Keep in mind:
- There may be more than one person in the records with the same name
- You may not be sure of your own ancestor’s name
- Your ancestor may have used different names, or variations of their name, throughout their life
- If your ancestor used an alias or a nickname, be sure to check for those alternate names
- Even though these indexes are very accurate they may still contain inaccuracies, such as altered spellings, misinterpretations, and optical character recognition errors if the information was scanned
I Found the Person I Was Looking For, What Now?[edit | edit source]
- Use the age in the citizen to find an approximate birth year to begin your search in church or civil records
- Continue to search the records to identify children, siblings, parents, and other relatives who may have moved, been recruited or lived nearby. This can help you identify other generations of your family. Repeat this process for each new generation you identify. Compile the entries for every person who has the same surname; this is especially helpful in rural areas or if the surname is unusual. This compiled list can help you identify possible relations that can be further verified by researching vital records indexes in the country
- When you have located your ancestor’s record, carefully evaluate each piece of information given. Save a copy of the image or transcribe the information. These pieces of information may give you new biographical details such as a title, an occupation, or land ownership. Add this new information to your records of each family. You should also look for leads to other records about your ancestors
- Church Records often were kept years before government records were required and are a good source for finding ancestors before 1900
I Can't Find the Person I'm Looking For, What Now?[edit | edit source]
- Switch to a different record collection. Depending on the time period, either Civil Registration records or Church Records may be more useful
- While searching, it is helpful to know such information as the ancestor’s given name and surname, some identifying information such as residence and age, and family relationships. Remember that there may be more than one person in the records with the same name as an ancestor and that the ancestor may have used nicknames or different names at different times
- Keep in mind that there may be more than one person in the records with the same name
- Standard spelling of names typically did not exist during the periods our ancestors lived in. Try variations of your ancestor’s name while searching the index or browsing through images. Pay special attention to how the name should have been pronounced and try variations on the pronunciation
- Remember that sometimes individuals went by nicknames or alternated between using first and middle names
- Search the indexes and records of local genealogical societies
- Earlier records may not contain as much information as the records created after the late 1800
- There is also some variation in the information given from one record to another
Research Helps[edit | edit source]
The following articles will help you in your research for your family in Switzerland.
Citing This Collection[edit | edit source]
Citations help you keep track of places you have searched and sources you have found. Identifying your sources helps others find the records you used.

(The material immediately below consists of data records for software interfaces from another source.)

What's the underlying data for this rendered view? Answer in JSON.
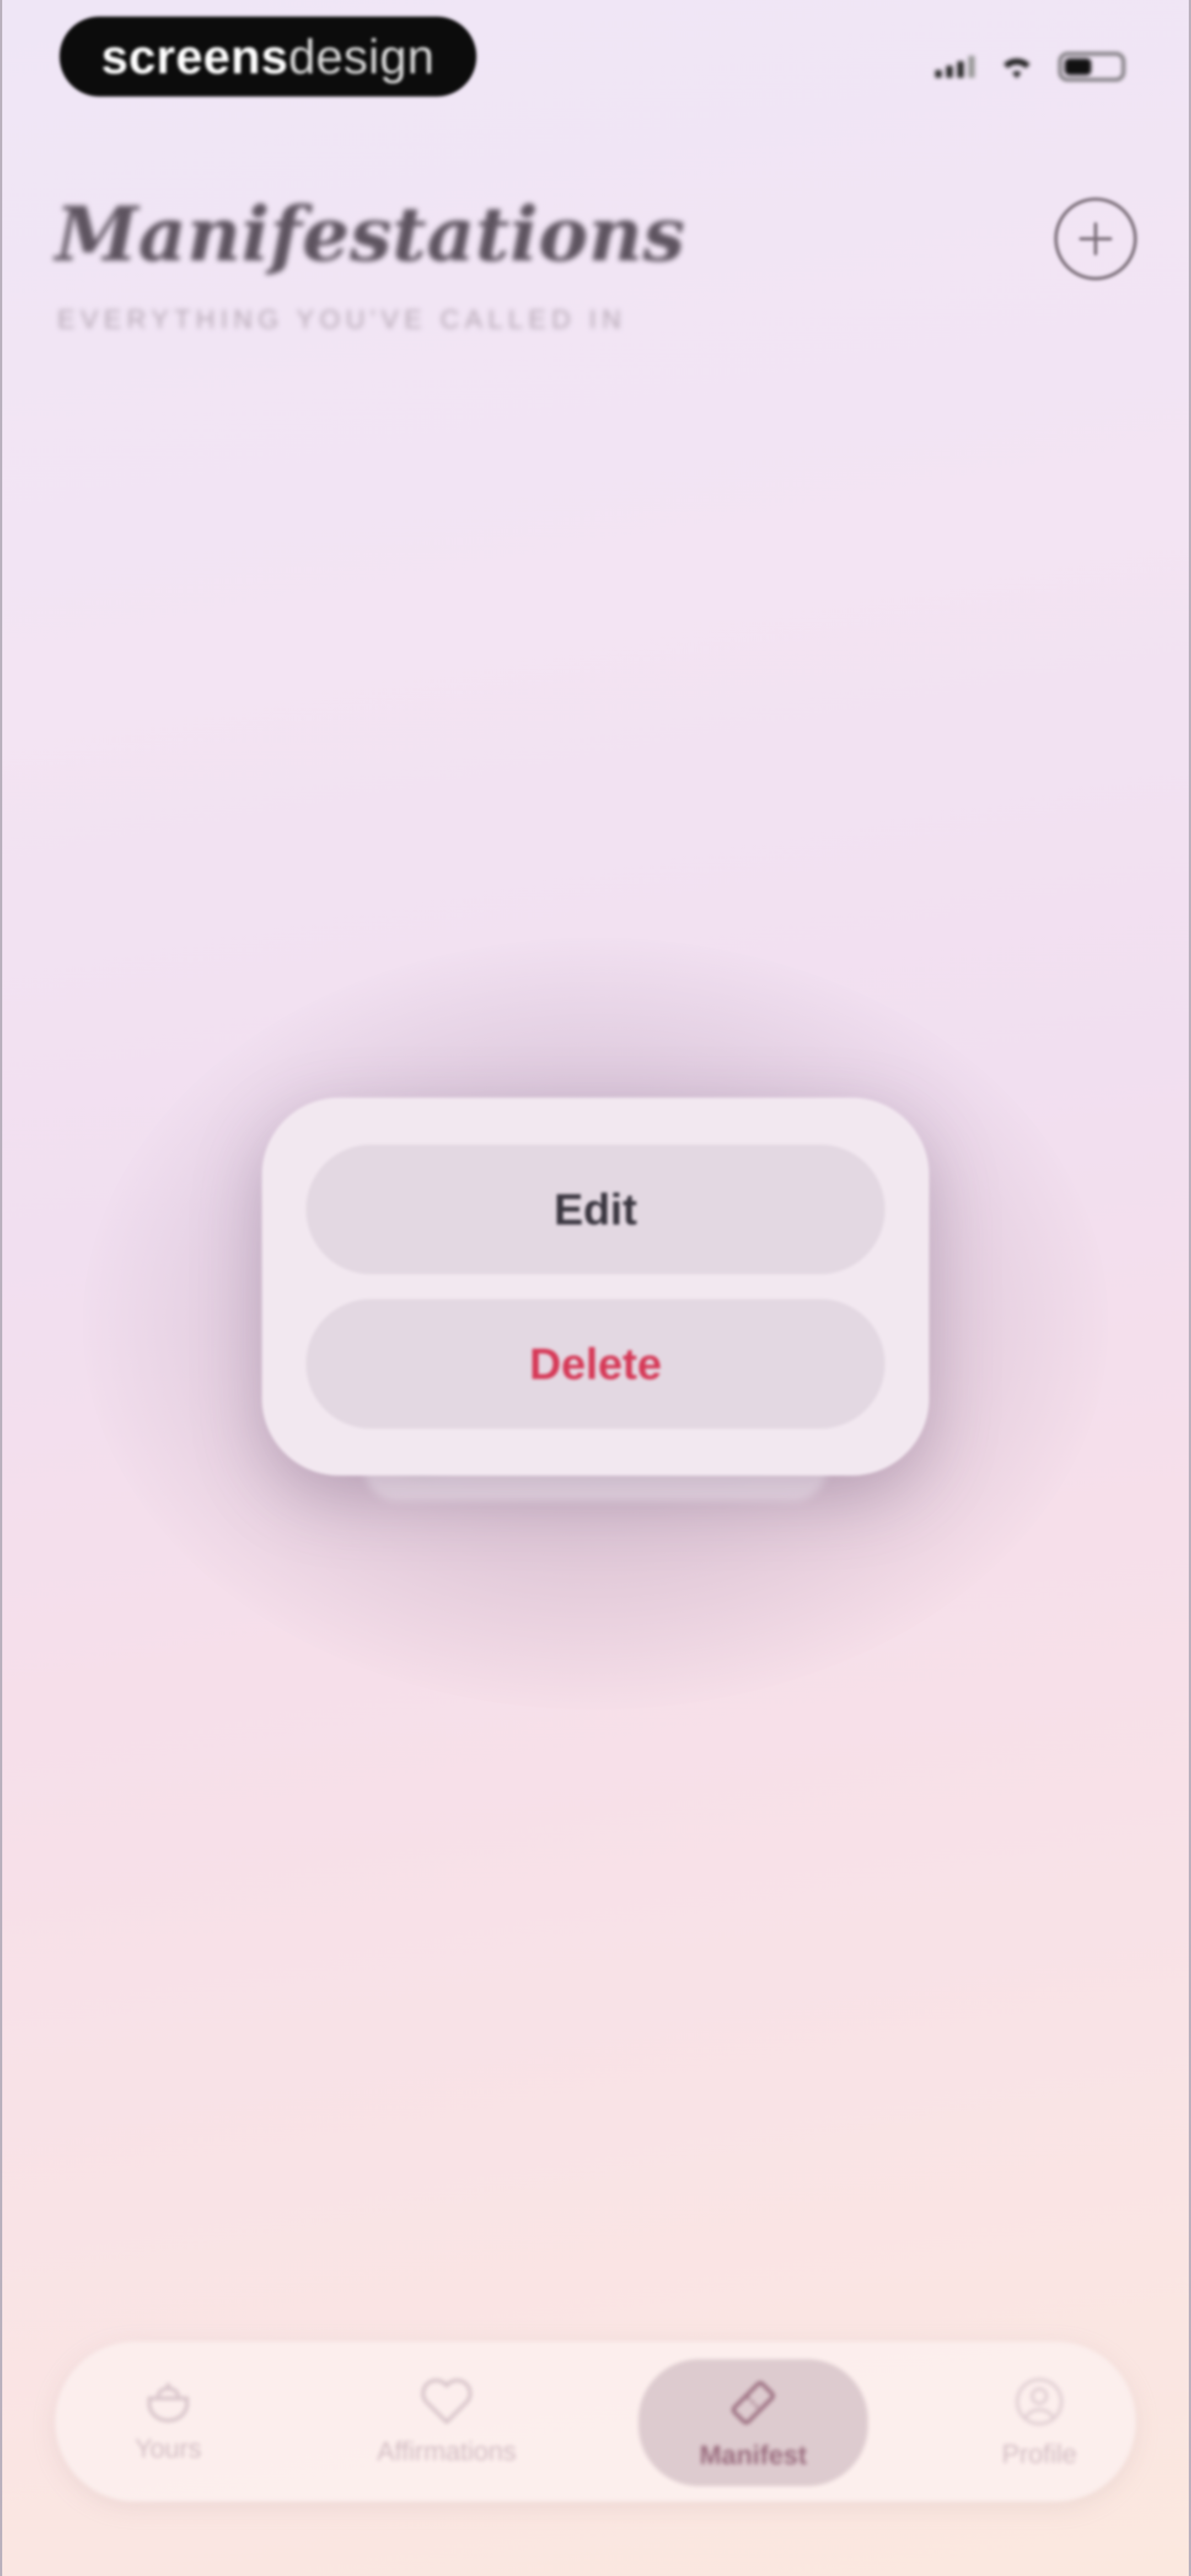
{
  "status_bar": {
    "brand_bold": "screens",
    "brand_light": "design",
    "icons": [
      "cellular-signal-icon",
      "wifi-icon",
      "battery-icon"
    ]
  },
  "header": {
    "title": "Manifestations",
    "subtitle": "EVERYTHING YOU'VE CALLED IN",
    "add_icon": "plus-circle-icon"
  },
  "context_menu": {
    "edit_label": "Edit",
    "delete_label": "Delete",
    "delete_color": "#d63957"
  },
  "tabbar": {
    "tabs": [
      {
        "label": "Yours",
        "icon": "pot-icon"
      },
      {
        "label": "Affirmations",
        "icon": "heart-icon"
      },
      {
        "label": "Manifest",
        "icon": "ticket-icon",
        "active": true
      },
      {
        "label": "Profile",
        "icon": "person-icon"
      }
    ]
  },
  "colors": {
    "title": "#5e5460",
    "subtitle": "#b3a5b2",
    "accent": "#9a6c7e"
  }
}
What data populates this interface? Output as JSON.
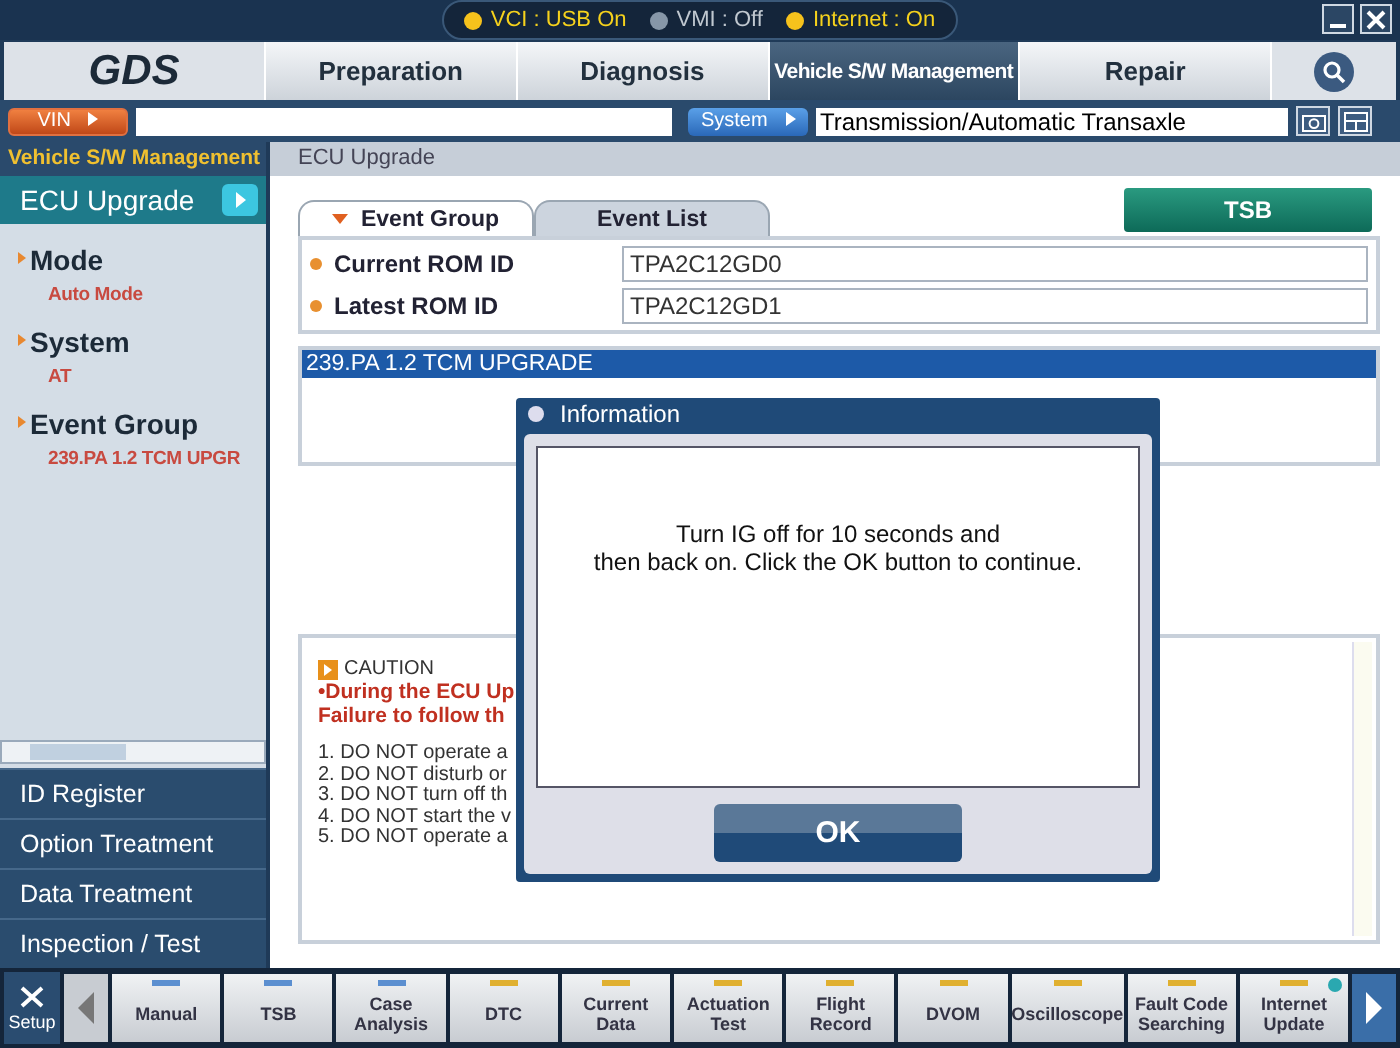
{
  "status": [
    {
      "label": "VCI : USB On",
      "on": true
    },
    {
      "label": "VMI : Off",
      "on": false
    },
    {
      "label": "Internet : On",
      "on": true
    }
  ],
  "logo": "GDS",
  "tabs": [
    {
      "label": "Preparation",
      "selected": false
    },
    {
      "label": "Diagnosis",
      "selected": false
    },
    {
      "label": "Vehicle S/W Management",
      "selected": true
    },
    {
      "label": "Repair",
      "selected": false
    }
  ],
  "vin": {
    "button": "VIN"
  },
  "system": {
    "button": "System",
    "value": "Transmission/Automatic Transaxle"
  },
  "sidebar": {
    "section": "Vehicle S/W Management",
    "current": "ECU Upgrade",
    "info": [
      {
        "label": "Mode",
        "value": "Auto Mode"
      },
      {
        "label": "System",
        "value": "AT"
      },
      {
        "label": "Event Group",
        "value": "239.PA 1.2 TCM UPGR"
      }
    ],
    "items": [
      "ID Register",
      "Option Treatment",
      "Data Treatment",
      "Inspection / Test"
    ]
  },
  "panel": {
    "title": "ECU Upgrade",
    "tabs": [
      {
        "label": "Event Group",
        "selected": true
      },
      {
        "label": "Event List",
        "selected": false
      }
    ],
    "tsb": "TSB",
    "fields": [
      {
        "label": "Current ROM ID",
        "value": "TPA2C12GD0"
      },
      {
        "label": "Latest ROM ID",
        "value": "TPA2C12GD1"
      }
    ],
    "events": [
      {
        "label": "239.PA 1.2 TCM UPGRADE",
        "selected": true
      }
    ],
    "caution": {
      "title": "CAUTION",
      "warnings": [
        "•During the ECU Up",
        "Failure to follow th"
      ],
      "lines": [
        "1. DO NOT operate a",
        "2. DO NOT disturb or",
        "3. DO NOT turn off th",
        "4. DO NOT start the v",
        "5. DO NOT operate a"
      ]
    }
  },
  "dialog": {
    "title": "Information",
    "message": [
      "Turn IG off for 10 seconds and",
      "then back on. Click the OK button to continue."
    ],
    "button": "OK"
  },
  "toolbar": {
    "setup": "Setup",
    "items": [
      {
        "label": "Manual",
        "color": "#5b8fd0"
      },
      {
        "label": "TSB",
        "color": "#5b8fd0"
      },
      {
        "label": "Case Analysis",
        "color": "#5b8fd0"
      },
      {
        "label": "DTC",
        "color": "#e0b030"
      },
      {
        "label": "Current Data",
        "color": "#e0b030"
      },
      {
        "label": "Actuation Test",
        "color": "#e0b030"
      },
      {
        "label": "Flight Record",
        "color": "#e0b030"
      },
      {
        "label": "DVOM",
        "color": "#e0b030"
      },
      {
        "label": "Oscilloscope",
        "color": "#e0b030"
      },
      {
        "label": "Fault Code Searching",
        "color": "#e0b030"
      },
      {
        "label": "Internet Update",
        "color": "#e0b030",
        "badge": true
      }
    ]
  }
}
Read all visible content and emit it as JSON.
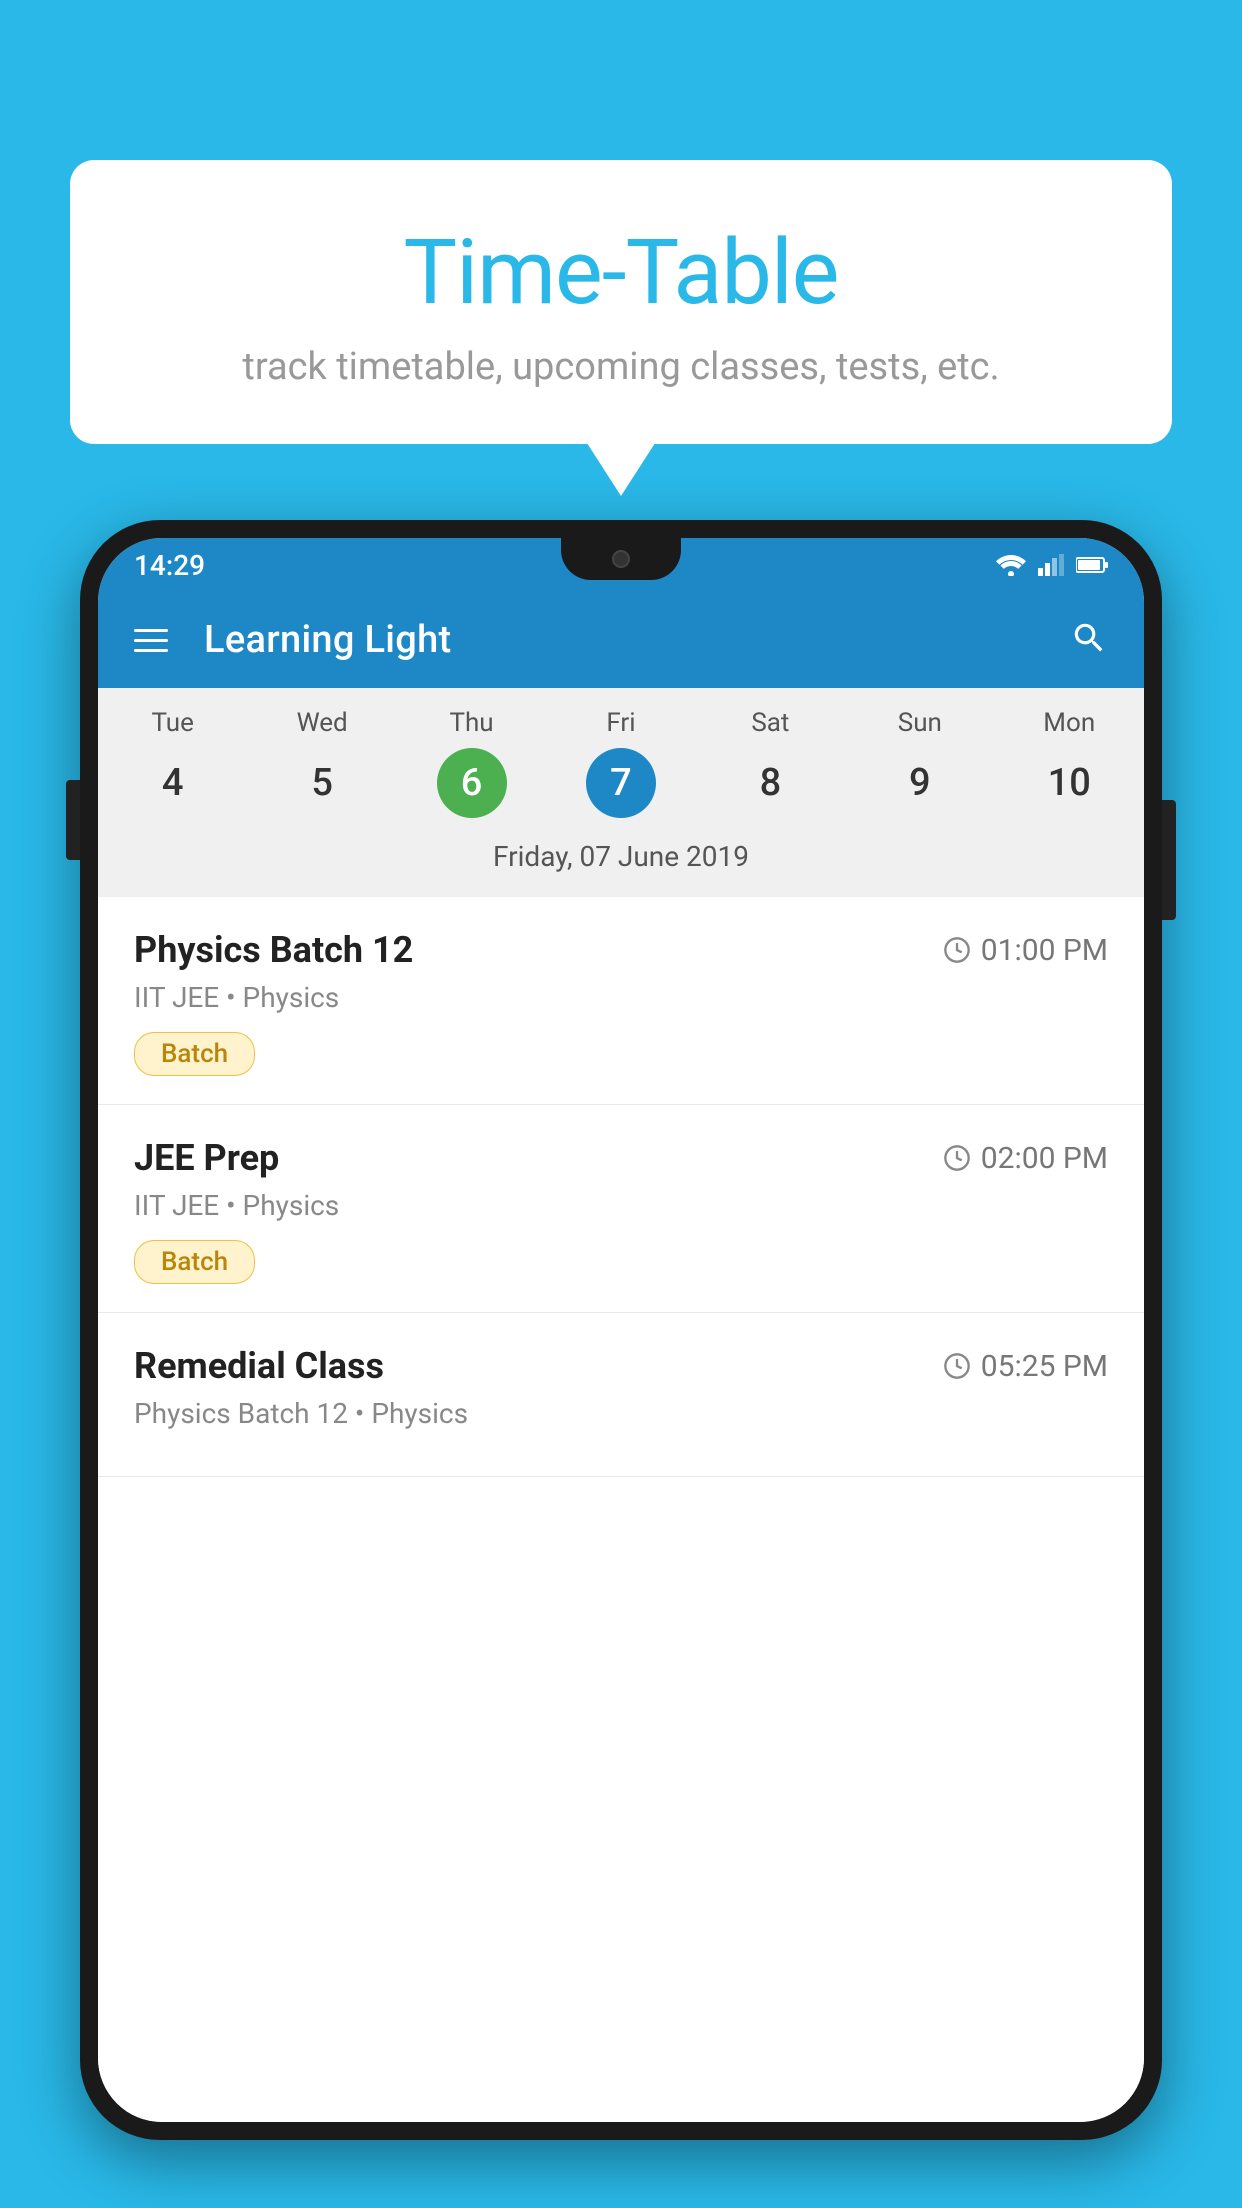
{
  "background_color": "#29b8e8",
  "bubble": {
    "title": "Time-Table",
    "subtitle": "track timetable, upcoming classes, tests, etc."
  },
  "phone": {
    "status_bar": {
      "time": "14:29"
    },
    "app_bar": {
      "title": "Learning Light"
    },
    "calendar": {
      "days": [
        "Tue",
        "Wed",
        "Thu",
        "Fri",
        "Sat",
        "Sun",
        "Mon"
      ],
      "dates": [
        "4",
        "5",
        "6",
        "7",
        "8",
        "9",
        "10"
      ],
      "today_index": 2,
      "selected_index": 3,
      "selected_label": "Friday, 07 June 2019"
    },
    "schedule": [
      {
        "title": "Physics Batch 12",
        "time": "01:00 PM",
        "meta": "IIT JEE • Physics",
        "tag": "Batch"
      },
      {
        "title": "JEE Prep",
        "time": "02:00 PM",
        "meta": "IIT JEE • Physics",
        "tag": "Batch"
      },
      {
        "title": "Remedial Class",
        "time": "05:25 PM",
        "meta": "Physics Batch 12 • Physics",
        "tag": ""
      }
    ]
  }
}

The citation for this collection can be found on the Collection Details page in the section Citing this Collection.
When looking at a record, the citation is found below the record.
When looking at an image, the citation is found on the Information tab at the bottom left of the screen.
How Can I Contribute to the FamilySearch Wiki?[edit | edit source]
|We welcome user additions to FamilySearch Historical Records wiki articles. We are looking for additional information that will help readers understand the topic and better use the available records. We also need translations for collection titles and images in articles about records written in languages other than English. For specific needs, please visit WikiProject FamilySearch Records. |
Please follow these guidelines as you make changes. Thank you for any contributions you may provide.